Could you reproduce all of the records exactly?

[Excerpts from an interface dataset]

:::

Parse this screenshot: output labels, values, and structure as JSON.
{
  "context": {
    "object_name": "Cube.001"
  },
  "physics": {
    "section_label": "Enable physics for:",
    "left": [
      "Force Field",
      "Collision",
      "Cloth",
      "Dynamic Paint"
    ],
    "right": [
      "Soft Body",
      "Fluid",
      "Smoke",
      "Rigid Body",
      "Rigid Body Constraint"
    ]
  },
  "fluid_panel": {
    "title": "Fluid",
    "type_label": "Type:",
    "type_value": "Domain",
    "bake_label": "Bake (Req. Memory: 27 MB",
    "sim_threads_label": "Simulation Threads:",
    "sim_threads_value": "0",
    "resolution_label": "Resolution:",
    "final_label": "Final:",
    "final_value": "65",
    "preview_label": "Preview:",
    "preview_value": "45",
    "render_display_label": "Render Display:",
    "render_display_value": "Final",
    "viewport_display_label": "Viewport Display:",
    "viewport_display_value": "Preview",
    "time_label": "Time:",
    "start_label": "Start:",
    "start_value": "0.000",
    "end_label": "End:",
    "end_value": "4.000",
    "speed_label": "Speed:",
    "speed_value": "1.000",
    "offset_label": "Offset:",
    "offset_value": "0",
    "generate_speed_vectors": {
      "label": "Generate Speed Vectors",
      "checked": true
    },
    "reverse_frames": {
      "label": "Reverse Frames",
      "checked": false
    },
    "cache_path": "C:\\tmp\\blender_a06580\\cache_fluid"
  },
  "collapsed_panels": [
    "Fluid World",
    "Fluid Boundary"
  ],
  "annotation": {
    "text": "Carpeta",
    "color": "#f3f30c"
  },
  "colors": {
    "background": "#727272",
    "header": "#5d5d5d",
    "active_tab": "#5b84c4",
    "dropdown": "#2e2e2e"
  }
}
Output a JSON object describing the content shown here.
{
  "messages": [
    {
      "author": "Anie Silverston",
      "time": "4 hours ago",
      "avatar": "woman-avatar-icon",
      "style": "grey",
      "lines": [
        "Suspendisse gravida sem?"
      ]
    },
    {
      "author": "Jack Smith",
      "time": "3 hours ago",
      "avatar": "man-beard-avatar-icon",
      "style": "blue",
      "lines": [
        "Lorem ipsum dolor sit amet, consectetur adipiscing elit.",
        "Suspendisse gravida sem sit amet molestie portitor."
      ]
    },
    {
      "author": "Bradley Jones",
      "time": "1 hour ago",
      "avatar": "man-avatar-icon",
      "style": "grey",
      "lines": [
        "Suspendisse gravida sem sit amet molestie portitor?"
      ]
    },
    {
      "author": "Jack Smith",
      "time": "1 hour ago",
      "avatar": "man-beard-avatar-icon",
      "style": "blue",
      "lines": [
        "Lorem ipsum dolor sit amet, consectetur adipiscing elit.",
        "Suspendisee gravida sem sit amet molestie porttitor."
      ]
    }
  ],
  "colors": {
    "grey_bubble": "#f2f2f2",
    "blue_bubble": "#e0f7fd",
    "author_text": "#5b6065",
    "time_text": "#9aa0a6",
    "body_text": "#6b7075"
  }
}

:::

* RESPONSE TO THIS TASK:
Parse this screenshot: output labels, values, and structure as JSON.
{
  "context": {
    "object_name": "Cube.001"
  },
  "physics": {
    "section_label": "Enable physics for:",
    "left": [
      "Force Field",
      "Collision",
      "Cloth",
      "Dynamic Paint"
    ],
    "right": [
      "Soft Body",
      "Fluid",
      "Smoke",
      "Rigid Body",
      "Rigid Body Constraint"
    ]
  },
  "fluid_panel": {
    "title": "Fluid",
    "type_label": "Type:",
    "type_value": "Domain",
    "bake_label": "Bake (Req. Memory: 27 MB",
    "sim_threads_label": "Simulation Threads:",
    "sim_threads_value": "0",
    "resolution_label": "Resolution:",
    "final_label": "Final:",
    "final_value": "65",
    "preview_label": "Preview:",
    "preview_value": "45",
    "render_display_label": "Render Display:",
    "render_display_value": "Final",
    "viewport_display_label": "Viewport Display:",
    "viewport_display_value": "Preview",
    "time_label": "Time:",
    "start_label": "Start:",
    "start_value": "0.000",
    "end_label": "End:",
    "end_value": "4.000",
    "speed_label": "Speed:",
    "speed_value": "1.000",
    "offset_label": "Offset:",
    "offset_value": "0",
    "generate_speed_vectors": {
      "label": "Generate Speed Vectors",
      "checked": true
    },
    "reverse_frames": {
      "label": "Reverse Frames",
      "checked": false
    },
    "cache_path": "C:\\tmp\\blender_a06580\\cache_fluid"
  },
  "collapsed_panels": [
    "Fluid World",
    "Fluid Boundary"
  ],
  "annotation": {
    "text": "Carpeta",
    "color": "#f3f30c"
  },
  "colors": {
    "background": "#727272",
    "header": "#5d5d5d",
    "active_tab": "#5b84c4",
    "dropdown": "#2e2e2e"
  }
}
Output a JSON object describing the content shown here.
{
  "messages": [
    {
      "author": "Anie Silverston",
      "time": "4 hours ago",
      "avatar": "woman-avatar-icon",
      "style": "grey",
      "lines": [
        "Suspendisse gravida sem?"
      ]
    },
    {
      "author": "Jack Smith",
      "time": "3 hours ago",
      "avatar": "man-beard-avatar-icon",
      "style": "blue",
      "lines": [
        "Lorem ipsum dolor sit amet, consectetur adipiscing elit.",
        "Suspendisse gravida sem sit amet molestie portitor."
      ]
    },
    {
      "author": "Bradley Jones",
      "time": "1 hour ago",
      "avatar": "man-avatar-icon",
      "style": "grey",
      "lines": [
        "Suspendisse gravida sem sit amet molestie portitor?"
      ]
    },
    {
      "author": "Jack Smith",
      "time": "1 hour ago",
      "avatar": "man-beard-avatar-icon",
      "style": "blue",
      "lines": [
        "Lorem ipsum dolor sit amet, consectetur adipiscing elit.",
        "Suspendisee gravida sem sit amet molestie porttitor."
      ]
    }
  ],
  "colors": {
    "grey_bubble": "#f2f2f2",
    "blue_bubble": "#e0f7fd",
    "author_text": "#5b6065",
    "time_text": "#9aa0a6",
    "body_text": "#6b7075"
  }
}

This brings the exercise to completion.